True or False: Constrictive and Obliterative Bronchiolitis has worse prognosis the more proximal it is.

True. Airways downstream (distal) to the obliterated area is no longer functional.


What's going on here?

This mosaic pattern can happen in constrictive and obliterative bronchiolitis because of air trapping. "mosaic air trapping"


What is granulomatous bronchiolitis?

Granulomatous bronchiolitis is characterized by histiocytes and multinucleated giant cells. It may be necrotizing or non-necrotizing (and it is almost always caused by infection if it's necrotizing).

In the picture, you can see the multinucleated giant cell surrounded by clustered pink histiocytes (macrophages) with elongated nuclei and abundant cytoplasm.


What's going on here?

Non-necrotizing granuloma indicates a non-necrotizing granulomatous bronchiolitis


What is acute pneumonia?

Inflammation of airspaces. Presents with neutrophils in the airspaces.


When you see neutrophils, think bacterial (almost all of the time) and think acute.

Airspaces are typically clear of cells except for occasional macrophages.


What is aspiration pneumonia?

Pneumonia from inhaling a forgein material (e.g. food).

This may present with multinucleated giant cells.


In the picture, you can see cooked meat. There are often neutrophils present as well as the food isn't sterile. 


What is eosinophilic pneumonia?

Pneumonia with eosinophils, macrophages, and fibrin in airspaces.


The eosinophils are very sensitive to steroids and will disappear w/ treatment. You can see the eosinophils in the picture and also the fibrin (pink gritty material) around them.


What is organizing pneumonia?

Most commonly idiopathic (looks like it might be from infection but it's not).


There are fibroblast plugs in the airways and airspaces. Patients with organizing pneumonia actually don't do that badly. From the histology, it looks like the majority of the airways/airspaces are plugged, but with organizing pneumonia, the patients have areas of the lung that are clear.


Organizing pneumonia can be treated with steroids.


What is the most severe airspace disease?

Diffuse alveolar damage


What is diffuse alveolar damage?

Hyaline membranes (pink ribbons of fibrin) fill the airspaces.

Alveolar septa are thickened by inflammation and fibroblastic tissue.

Diffuse alveolar damage is idiopathic.


In the picture, you can see the hyaline membranes (pink ribbons) that are lining the airspaces. This is preventing gas exchange.

DAD has about 50% mortality rate.


What's going on here?

Diffuse alveolar damage. The hyaline membrane lines the airspaces and prevents gas exchange. Alveolar septa are thickened with inflammation and loose fibroblastic tissue.


50% mortality rate


How does emphysema look in histology?

Enlarged airspaces, broken alveolar septa, and subpleural blebs (bubbles forming under pleura that can break and cause pneumothorax)


What's going on here?

Emphysema.
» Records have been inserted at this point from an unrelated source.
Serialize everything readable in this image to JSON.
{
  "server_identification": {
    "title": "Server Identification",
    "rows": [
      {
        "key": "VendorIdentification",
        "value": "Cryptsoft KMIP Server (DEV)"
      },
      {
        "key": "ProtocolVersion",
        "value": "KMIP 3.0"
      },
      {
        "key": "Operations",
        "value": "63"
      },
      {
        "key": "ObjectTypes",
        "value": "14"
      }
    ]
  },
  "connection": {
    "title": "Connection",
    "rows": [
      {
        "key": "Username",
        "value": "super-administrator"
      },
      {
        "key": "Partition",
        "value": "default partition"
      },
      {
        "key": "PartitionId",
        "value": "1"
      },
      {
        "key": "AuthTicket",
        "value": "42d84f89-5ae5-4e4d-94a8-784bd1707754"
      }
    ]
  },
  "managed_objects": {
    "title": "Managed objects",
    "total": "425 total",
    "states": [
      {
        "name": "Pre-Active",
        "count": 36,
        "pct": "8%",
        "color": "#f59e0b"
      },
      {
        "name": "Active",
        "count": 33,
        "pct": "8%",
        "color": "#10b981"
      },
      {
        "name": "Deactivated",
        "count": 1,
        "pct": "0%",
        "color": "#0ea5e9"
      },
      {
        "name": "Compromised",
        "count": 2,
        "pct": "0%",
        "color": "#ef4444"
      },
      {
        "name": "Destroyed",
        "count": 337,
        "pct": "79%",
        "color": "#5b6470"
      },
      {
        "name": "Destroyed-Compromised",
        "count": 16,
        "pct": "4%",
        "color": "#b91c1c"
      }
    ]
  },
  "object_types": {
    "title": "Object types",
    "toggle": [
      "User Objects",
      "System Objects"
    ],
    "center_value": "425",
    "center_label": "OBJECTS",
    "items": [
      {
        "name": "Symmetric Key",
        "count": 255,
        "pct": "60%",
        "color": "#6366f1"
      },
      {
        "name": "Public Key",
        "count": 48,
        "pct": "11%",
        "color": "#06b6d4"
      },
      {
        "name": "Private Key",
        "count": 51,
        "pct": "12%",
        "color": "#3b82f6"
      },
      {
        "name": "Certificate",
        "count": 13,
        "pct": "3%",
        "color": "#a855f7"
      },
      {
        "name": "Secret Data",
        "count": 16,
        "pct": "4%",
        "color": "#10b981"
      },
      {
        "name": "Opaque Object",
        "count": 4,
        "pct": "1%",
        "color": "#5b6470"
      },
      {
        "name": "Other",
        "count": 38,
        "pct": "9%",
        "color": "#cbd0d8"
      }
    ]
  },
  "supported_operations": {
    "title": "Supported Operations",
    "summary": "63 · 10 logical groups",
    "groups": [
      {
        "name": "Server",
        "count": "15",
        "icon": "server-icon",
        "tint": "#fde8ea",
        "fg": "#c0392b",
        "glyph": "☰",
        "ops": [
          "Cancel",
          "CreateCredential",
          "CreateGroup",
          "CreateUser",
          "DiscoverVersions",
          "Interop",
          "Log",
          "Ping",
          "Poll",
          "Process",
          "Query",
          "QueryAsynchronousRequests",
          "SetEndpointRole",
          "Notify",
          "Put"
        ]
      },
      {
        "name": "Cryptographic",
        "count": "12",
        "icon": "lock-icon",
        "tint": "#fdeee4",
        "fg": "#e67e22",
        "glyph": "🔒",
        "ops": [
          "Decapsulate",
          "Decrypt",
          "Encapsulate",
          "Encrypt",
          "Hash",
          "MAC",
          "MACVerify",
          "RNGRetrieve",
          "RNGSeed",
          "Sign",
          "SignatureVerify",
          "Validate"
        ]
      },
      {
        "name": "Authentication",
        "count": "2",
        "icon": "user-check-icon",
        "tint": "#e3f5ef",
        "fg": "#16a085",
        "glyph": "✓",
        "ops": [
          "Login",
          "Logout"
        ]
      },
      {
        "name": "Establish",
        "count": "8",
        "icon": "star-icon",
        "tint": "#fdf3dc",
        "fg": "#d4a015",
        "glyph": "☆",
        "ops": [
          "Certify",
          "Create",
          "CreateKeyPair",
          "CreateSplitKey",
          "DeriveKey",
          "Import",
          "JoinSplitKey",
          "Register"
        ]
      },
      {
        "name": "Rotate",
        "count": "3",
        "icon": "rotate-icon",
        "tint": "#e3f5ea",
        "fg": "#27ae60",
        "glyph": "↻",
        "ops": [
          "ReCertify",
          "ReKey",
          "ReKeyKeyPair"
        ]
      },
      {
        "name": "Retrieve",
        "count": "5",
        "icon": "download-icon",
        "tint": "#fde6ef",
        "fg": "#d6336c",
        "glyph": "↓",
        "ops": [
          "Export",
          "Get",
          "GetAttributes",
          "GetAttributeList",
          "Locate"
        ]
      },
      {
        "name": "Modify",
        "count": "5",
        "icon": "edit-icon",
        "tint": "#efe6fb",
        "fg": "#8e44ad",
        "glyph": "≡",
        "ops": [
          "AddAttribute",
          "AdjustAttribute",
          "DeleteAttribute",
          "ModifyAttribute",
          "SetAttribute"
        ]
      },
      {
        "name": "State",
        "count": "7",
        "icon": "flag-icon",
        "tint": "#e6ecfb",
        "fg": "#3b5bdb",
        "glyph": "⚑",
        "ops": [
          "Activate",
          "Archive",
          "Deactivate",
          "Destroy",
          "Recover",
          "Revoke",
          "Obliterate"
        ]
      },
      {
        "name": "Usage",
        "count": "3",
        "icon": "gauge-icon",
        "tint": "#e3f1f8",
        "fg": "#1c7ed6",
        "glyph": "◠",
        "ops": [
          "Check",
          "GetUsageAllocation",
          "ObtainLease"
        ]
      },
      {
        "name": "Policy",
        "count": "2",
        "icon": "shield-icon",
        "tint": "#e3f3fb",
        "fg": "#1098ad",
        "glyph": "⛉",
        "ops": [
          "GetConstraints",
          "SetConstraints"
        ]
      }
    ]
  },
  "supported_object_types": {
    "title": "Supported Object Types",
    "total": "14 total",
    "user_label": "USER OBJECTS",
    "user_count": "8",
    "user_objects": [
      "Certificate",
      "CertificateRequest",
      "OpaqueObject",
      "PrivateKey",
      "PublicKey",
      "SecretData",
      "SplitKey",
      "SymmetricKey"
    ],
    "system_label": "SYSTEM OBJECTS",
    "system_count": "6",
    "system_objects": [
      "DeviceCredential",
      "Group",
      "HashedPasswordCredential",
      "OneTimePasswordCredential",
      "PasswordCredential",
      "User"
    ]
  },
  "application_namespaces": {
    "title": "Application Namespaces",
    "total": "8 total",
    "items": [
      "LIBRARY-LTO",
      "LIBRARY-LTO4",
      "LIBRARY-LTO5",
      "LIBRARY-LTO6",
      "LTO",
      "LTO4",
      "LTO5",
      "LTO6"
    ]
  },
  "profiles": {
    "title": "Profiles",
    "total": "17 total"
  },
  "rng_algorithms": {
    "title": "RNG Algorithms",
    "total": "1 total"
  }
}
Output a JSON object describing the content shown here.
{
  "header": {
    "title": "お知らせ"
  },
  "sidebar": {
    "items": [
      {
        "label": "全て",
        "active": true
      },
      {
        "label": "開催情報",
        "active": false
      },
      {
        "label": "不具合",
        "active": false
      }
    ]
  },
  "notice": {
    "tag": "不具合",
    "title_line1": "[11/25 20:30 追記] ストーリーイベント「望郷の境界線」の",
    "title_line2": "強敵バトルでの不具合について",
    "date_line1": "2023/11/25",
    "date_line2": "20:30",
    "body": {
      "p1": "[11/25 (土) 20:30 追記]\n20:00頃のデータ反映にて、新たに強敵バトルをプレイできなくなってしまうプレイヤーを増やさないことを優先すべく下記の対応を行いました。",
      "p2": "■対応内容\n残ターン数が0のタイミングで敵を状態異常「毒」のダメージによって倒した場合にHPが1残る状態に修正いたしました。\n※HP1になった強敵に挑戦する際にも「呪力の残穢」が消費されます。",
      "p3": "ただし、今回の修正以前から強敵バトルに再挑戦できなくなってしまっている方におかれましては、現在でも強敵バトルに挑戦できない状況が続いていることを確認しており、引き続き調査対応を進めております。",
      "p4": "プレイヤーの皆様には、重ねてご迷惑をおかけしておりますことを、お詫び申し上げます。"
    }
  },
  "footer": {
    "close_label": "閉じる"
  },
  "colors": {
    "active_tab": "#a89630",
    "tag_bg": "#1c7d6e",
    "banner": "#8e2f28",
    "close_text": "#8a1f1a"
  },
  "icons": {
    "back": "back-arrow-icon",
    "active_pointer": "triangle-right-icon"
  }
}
Broken alveolar septa can sometimes have the club formation which lets you know that the septa was broken in the patient and not from the histology procedure.


With smokers, is emphysema worse in the lower or upper part of the lungs?

Upper (think smoke rises... although who knows if that's actually the reason)


What is this a sign of?


Blebs can break and cause pneumothorax.


What is respiratory bronchiolitis and how does it appear in histology?

Respiratory bronchiolitis interstitial lung disease refers to a form of idiopathic interstitial pneumonia associated with smoking. It appears with pigmented macrophages in the airspaces near bronchioles.

Tends to be worse in the upper lobes (smoking).


In the picture, you can see the dirty looking macrophages. They turn brown/black because they are trying to clean up the stuff from smoking. These macrophage clusters obstruct airways. The airspaces further away from the airway are spared.


What is desquamative interstitial pneumonia and how does it appear in histology?

Desquamative interstitial pneumonia is a form of idiopathic interstitial pneumonia featuring elevated levels of macrophages. It looks a lot like respiratory bronchiolitis.


There are pigmented macrophages in all airspaces. This is different from respiratory bronchiolitis which had macrophages only near the airways.


*note that DIP is a misnomer. originally it was thought to be squamous cells but later was found just to be macrophages.